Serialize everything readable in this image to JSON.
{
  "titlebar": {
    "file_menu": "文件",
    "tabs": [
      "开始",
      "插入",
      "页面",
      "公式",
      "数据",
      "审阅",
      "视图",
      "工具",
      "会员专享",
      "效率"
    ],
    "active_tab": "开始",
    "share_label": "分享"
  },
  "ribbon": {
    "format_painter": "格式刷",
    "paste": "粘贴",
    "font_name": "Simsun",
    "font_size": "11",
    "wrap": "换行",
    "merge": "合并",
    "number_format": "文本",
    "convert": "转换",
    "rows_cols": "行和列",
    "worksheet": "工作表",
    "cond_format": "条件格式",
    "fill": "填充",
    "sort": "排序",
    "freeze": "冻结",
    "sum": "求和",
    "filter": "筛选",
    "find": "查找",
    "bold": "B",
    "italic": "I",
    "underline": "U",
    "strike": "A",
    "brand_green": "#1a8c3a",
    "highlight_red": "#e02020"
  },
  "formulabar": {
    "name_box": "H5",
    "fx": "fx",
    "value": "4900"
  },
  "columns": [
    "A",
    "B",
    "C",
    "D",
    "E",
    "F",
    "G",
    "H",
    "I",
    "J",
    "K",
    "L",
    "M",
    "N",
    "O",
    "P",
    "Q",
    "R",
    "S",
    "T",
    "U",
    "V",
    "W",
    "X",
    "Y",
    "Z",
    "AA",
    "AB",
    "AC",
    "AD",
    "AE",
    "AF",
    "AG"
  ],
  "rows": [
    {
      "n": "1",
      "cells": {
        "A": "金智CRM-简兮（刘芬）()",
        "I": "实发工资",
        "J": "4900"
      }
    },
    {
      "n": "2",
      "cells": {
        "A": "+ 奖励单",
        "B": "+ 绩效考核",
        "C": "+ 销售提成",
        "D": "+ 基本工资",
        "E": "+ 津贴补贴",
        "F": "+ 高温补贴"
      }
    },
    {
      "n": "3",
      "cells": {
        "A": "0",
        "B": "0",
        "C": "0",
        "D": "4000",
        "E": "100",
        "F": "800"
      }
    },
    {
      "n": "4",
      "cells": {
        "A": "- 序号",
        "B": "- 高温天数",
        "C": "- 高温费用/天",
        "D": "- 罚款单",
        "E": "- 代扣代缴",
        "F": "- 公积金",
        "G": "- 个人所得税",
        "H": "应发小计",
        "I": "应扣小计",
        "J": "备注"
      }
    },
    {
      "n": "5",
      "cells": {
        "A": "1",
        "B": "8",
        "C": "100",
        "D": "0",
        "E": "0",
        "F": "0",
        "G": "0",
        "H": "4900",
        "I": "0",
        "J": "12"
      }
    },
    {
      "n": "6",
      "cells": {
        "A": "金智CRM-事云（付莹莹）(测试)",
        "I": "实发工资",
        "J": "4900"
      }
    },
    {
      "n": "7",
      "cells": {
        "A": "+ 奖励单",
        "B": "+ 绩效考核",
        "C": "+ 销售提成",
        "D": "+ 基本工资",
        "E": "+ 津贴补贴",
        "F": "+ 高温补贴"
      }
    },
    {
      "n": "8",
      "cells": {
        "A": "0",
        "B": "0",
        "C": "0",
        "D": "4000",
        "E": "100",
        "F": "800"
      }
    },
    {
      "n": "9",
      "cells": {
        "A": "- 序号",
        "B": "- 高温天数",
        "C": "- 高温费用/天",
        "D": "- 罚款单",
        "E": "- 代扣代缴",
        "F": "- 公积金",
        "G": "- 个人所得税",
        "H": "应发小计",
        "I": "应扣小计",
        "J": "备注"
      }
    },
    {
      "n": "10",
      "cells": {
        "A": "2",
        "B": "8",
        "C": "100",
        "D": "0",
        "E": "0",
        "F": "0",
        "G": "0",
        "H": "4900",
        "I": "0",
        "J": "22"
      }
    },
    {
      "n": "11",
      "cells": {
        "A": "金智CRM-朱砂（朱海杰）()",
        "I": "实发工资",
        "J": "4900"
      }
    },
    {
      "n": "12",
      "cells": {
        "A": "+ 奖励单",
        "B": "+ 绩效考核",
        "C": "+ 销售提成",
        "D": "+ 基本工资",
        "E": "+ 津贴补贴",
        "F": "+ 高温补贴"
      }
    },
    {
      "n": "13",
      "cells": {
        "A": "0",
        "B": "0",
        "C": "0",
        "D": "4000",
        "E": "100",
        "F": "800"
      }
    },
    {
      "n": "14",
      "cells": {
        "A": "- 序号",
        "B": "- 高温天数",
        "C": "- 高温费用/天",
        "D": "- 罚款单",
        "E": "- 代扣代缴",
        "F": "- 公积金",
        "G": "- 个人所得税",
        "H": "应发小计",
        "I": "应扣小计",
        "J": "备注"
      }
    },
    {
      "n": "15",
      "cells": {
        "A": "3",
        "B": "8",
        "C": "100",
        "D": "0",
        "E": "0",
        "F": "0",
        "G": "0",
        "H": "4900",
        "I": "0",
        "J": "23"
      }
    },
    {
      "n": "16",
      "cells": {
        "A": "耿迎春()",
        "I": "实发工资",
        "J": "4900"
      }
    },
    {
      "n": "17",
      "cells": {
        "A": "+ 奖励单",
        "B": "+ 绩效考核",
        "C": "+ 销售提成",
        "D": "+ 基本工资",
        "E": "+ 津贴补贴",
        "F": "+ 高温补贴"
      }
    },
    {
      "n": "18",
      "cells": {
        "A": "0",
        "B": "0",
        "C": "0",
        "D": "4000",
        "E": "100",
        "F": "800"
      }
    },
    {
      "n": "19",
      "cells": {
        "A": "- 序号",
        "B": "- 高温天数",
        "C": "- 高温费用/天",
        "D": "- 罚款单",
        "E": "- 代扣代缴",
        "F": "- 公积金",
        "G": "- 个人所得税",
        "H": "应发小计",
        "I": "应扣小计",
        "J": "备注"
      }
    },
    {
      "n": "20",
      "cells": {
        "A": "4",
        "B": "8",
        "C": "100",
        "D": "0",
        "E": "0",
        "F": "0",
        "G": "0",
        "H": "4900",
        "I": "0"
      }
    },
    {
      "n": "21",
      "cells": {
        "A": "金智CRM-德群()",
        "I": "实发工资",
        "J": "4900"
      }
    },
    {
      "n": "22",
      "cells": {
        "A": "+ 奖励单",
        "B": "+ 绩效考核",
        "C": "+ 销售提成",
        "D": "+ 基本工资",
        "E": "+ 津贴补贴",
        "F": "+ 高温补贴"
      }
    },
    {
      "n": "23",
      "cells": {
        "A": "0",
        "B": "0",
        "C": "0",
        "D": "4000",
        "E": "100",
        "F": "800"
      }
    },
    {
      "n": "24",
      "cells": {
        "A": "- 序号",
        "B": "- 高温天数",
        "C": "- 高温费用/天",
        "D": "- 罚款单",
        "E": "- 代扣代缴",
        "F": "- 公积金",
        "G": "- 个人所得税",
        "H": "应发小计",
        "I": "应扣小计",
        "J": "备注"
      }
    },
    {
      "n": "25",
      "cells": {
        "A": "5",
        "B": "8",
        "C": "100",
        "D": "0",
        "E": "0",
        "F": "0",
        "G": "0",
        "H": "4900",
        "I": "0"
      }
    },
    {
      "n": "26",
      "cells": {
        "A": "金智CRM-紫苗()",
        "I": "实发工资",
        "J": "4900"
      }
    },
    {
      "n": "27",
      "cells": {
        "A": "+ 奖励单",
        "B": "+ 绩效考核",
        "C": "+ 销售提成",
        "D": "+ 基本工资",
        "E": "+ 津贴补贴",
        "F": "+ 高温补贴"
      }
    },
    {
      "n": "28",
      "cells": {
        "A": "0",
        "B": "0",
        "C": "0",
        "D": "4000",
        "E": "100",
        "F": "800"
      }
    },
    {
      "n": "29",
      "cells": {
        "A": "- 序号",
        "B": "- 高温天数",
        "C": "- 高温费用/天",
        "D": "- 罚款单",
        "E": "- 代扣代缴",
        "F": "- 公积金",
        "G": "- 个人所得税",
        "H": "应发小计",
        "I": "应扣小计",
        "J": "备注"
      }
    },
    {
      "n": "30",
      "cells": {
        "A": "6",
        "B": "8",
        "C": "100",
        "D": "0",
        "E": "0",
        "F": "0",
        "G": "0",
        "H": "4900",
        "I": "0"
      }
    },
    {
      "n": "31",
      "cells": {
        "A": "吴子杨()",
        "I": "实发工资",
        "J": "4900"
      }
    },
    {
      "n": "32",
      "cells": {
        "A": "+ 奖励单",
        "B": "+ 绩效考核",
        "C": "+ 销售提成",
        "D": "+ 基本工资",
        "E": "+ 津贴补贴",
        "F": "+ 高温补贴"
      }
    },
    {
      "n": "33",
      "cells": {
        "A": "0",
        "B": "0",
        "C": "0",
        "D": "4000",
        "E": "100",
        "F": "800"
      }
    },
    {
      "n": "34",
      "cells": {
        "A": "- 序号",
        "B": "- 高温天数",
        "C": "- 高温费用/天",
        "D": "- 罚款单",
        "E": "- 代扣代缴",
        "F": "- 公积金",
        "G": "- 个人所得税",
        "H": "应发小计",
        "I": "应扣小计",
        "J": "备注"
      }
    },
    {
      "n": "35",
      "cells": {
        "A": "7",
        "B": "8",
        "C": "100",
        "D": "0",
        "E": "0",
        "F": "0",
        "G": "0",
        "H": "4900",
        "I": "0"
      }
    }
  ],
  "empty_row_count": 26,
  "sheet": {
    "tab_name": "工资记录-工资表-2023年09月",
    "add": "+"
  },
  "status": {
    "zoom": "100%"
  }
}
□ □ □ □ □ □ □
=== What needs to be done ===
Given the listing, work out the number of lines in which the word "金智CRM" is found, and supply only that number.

=== Exercise answer ===
5